BALTIMORE, Md. – Patients with prediabetes lost weight and increased physical activity by using a mobile coaching program from Sweetch, according to a study by Johns Hopkins that was recently published in JMIR. “Mobile health technologies potentially represent an ideal method to deliver diabetes prevention interventions on a large scale given the ability to reach sizable numbers of patients at substantially lower costs than human-based interventions,” wrote Dr. Nestoras Mathioudakis, clinical director of endocrinology, diabetes and metabolism at Johns Hopkins and the study’s leader, in the study. The three-month study included 50 participants who downloaded the Sweetch app onto their smartphone to use in combination with a digital weight scale. The study found that participants lost a mean 3.5 pounds and significantly improved weekly physical activity over the course of the trial. Participants also saw a decrease in HBa1C or glycated hemoglobin levels. “The novelty of the Sweetch mobile platform is that it optimizes, in real time and using fully automated algorithms, the messages each user gets so to achieve best possible compliance,” Mathioudakis wrote.

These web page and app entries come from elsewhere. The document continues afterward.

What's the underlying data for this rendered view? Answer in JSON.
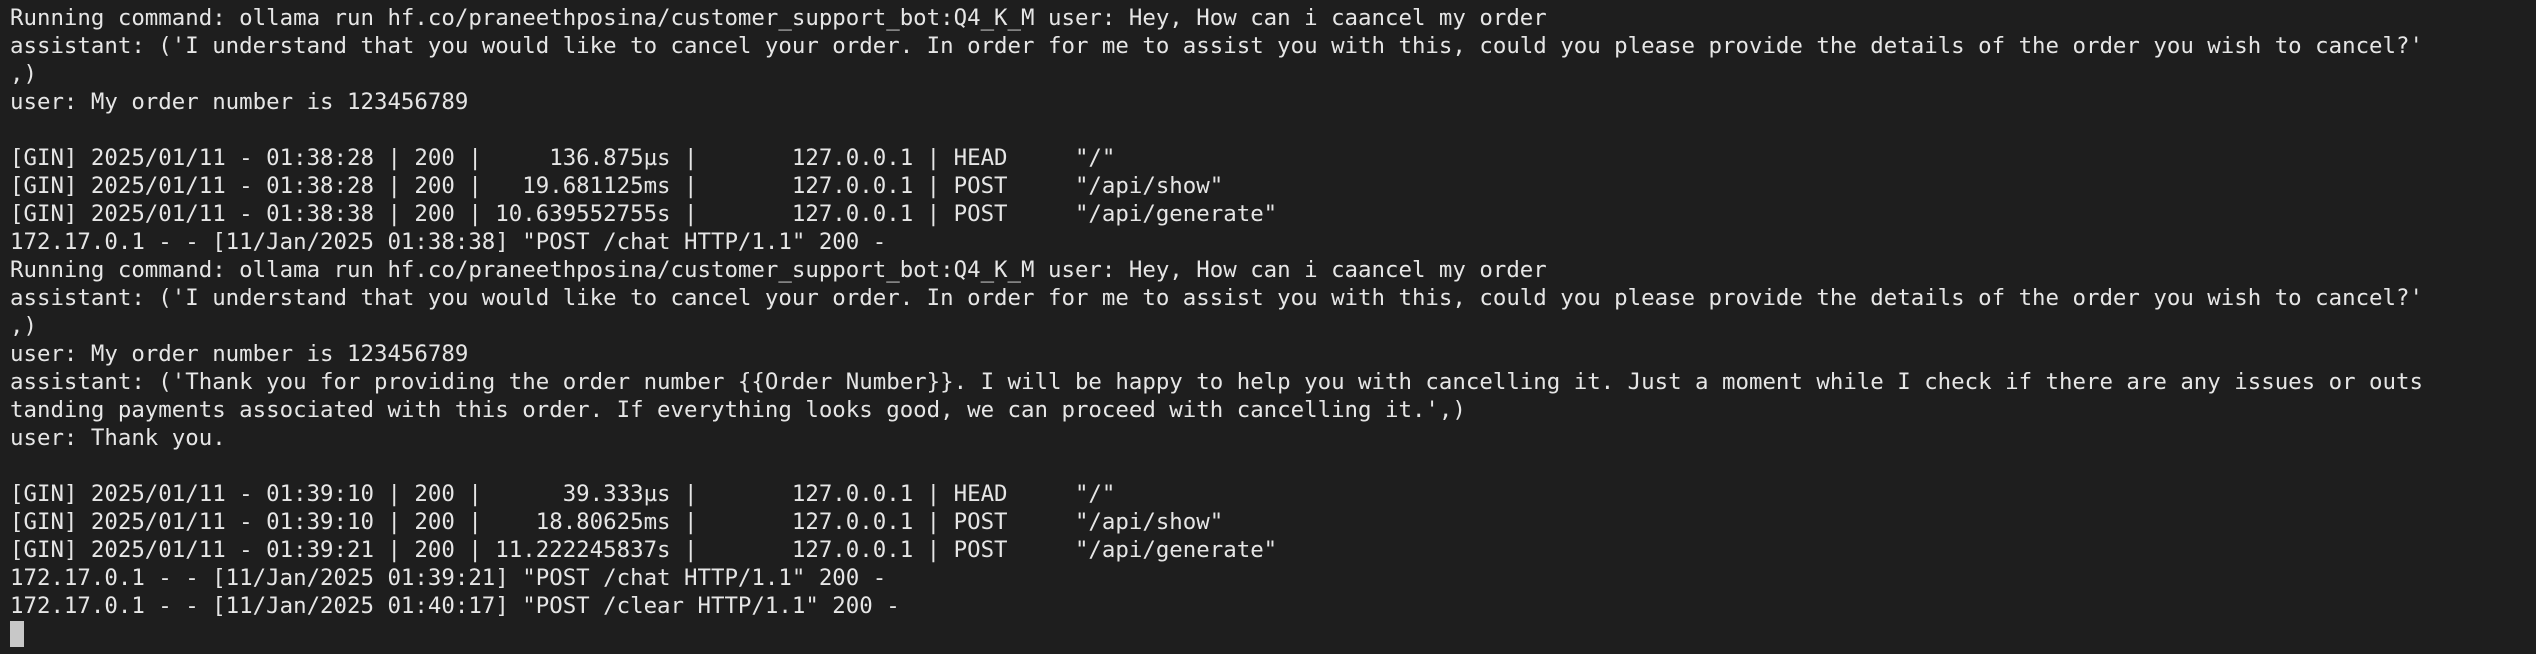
{
  "terminal": {
    "lines": [
      "Running command: ollama run hf.co/praneethposina/customer_support_bot:Q4_K_M user: Hey, How can i caancel my order",
      "assistant: ('I understand that you would like to cancel your order. In order for me to assist you with this, could you please provide the details of the order you wish to cancel?'",
      ",)",
      "user: My order number is 123456789",
      "",
      "[GIN] 2025/01/11 - 01:38:28 | 200 |     136.875µs |       127.0.0.1 | HEAD     \"/\"",
      "[GIN] 2025/01/11 - 01:38:28 | 200 |   19.681125ms |       127.0.0.1 | POST     \"/api/show\"",
      "[GIN] 2025/01/11 - 01:38:38 | 200 | 10.639552755s |       127.0.0.1 | POST     \"/api/generate\"",
      "172.17.0.1 - - [11/Jan/2025 01:38:38] \"POST /chat HTTP/1.1\" 200 -",
      "Running command: ollama run hf.co/praneethposina/customer_support_bot:Q4_K_M user: Hey, How can i caancel my order",
      "assistant: ('I understand that you would like to cancel your order. In order for me to assist you with this, could you please provide the details of the order you wish to cancel?'",
      ",)",
      "user: My order number is 123456789",
      "assistant: ('Thank you for providing the order number {{Order Number}}. I will be happy to help you with cancelling it. Just a moment while I check if there are any issues or outs",
      "tanding payments associated with this order. If everything looks good, we can proceed with cancelling it.',)",
      "user: Thank you.",
      "",
      "[GIN] 2025/01/11 - 01:39:10 | 200 |      39.333µs |       127.0.0.1 | HEAD     \"/\"",
      "[GIN] 2025/01/11 - 01:39:10 | 200 |    18.80625ms |       127.0.0.1 | POST     \"/api/show\"",
      "[GIN] 2025/01/11 - 01:39:21 | 200 | 11.222245837s |       127.0.0.1 | POST     \"/api/generate\"",
      "172.17.0.1 - - [11/Jan/2025 01:39:21] \"POST /chat HTTP/1.1\" 200 -",
      "172.17.0.1 - - [11/Jan/2025 01:40:17] \"POST /clear HTTP/1.1\" 200 -"
    ]
  },
  "colors": {
    "background": "#1e1e1e",
    "foreground": "#e6e6e6",
    "cursor": "#c8c8c8"
  }
}
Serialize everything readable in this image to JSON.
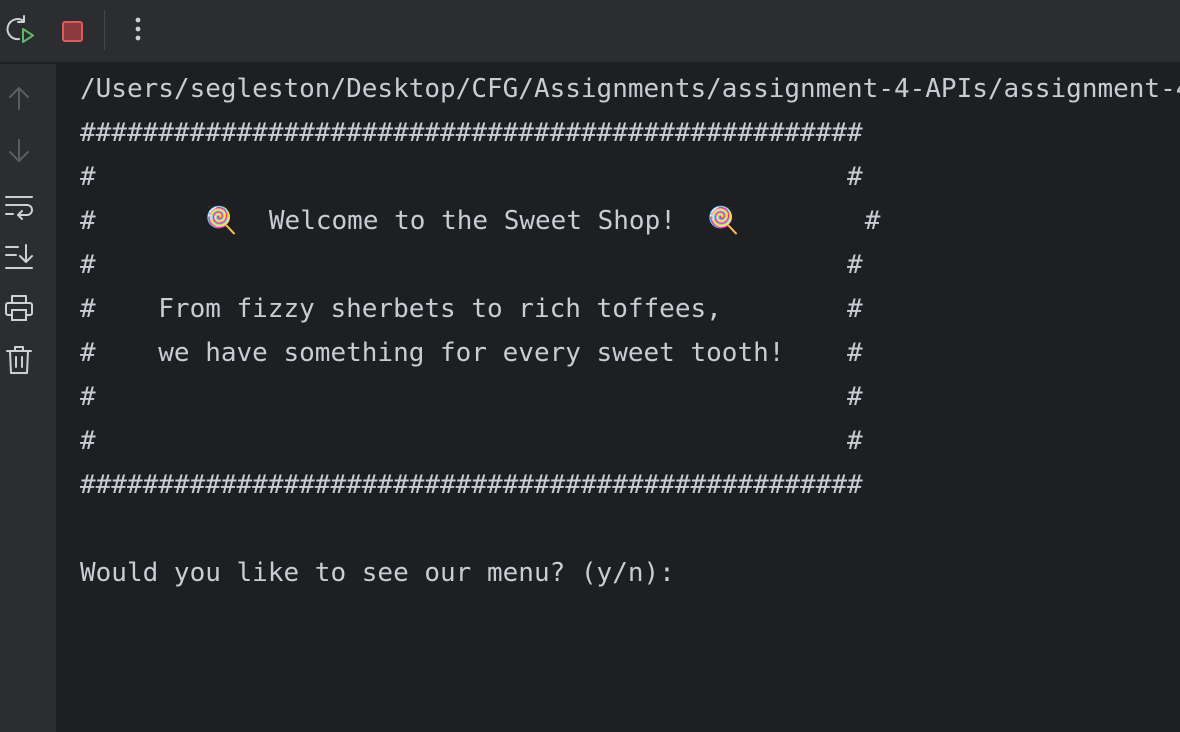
{
  "toolbar": {
    "icons": [
      "rerun-icon",
      "stop-icon",
      "more-vertical-icon"
    ],
    "colors": {
      "stop": "#db5c5c",
      "rerun_badge": "#5fb865"
    }
  },
  "side_toolbar": {
    "icons": [
      "arrow-up-icon",
      "arrow-down-icon",
      "soft-wrap-icon",
      "scroll-to-end-icon",
      "print-icon",
      "trash-icon"
    ]
  },
  "console": {
    "lines": [
      "/Users/segleston/Desktop/CFG/Assignments/assignment-4-APIs/assignment-4",
      "##################################################",
      "#                                                #",
      "#       🍭  Welcome to the Sweet Shop!  🍭        #",
      "#                                                #",
      "#    From fizzy sherbets to rich toffees,        #",
      "#    we have something for every sweet tooth!    #",
      "#                                                #",
      "#                                                #",
      "##################################################",
      "",
      "Would you like to see our menu? (y/n):"
    ]
  }
}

He wrote that while the study results are promising, future studies will be required to confirm the sustainability of these findings over a longer follow-up period.
You are here: / / mHealth coaching program helps with prediabetes, study finds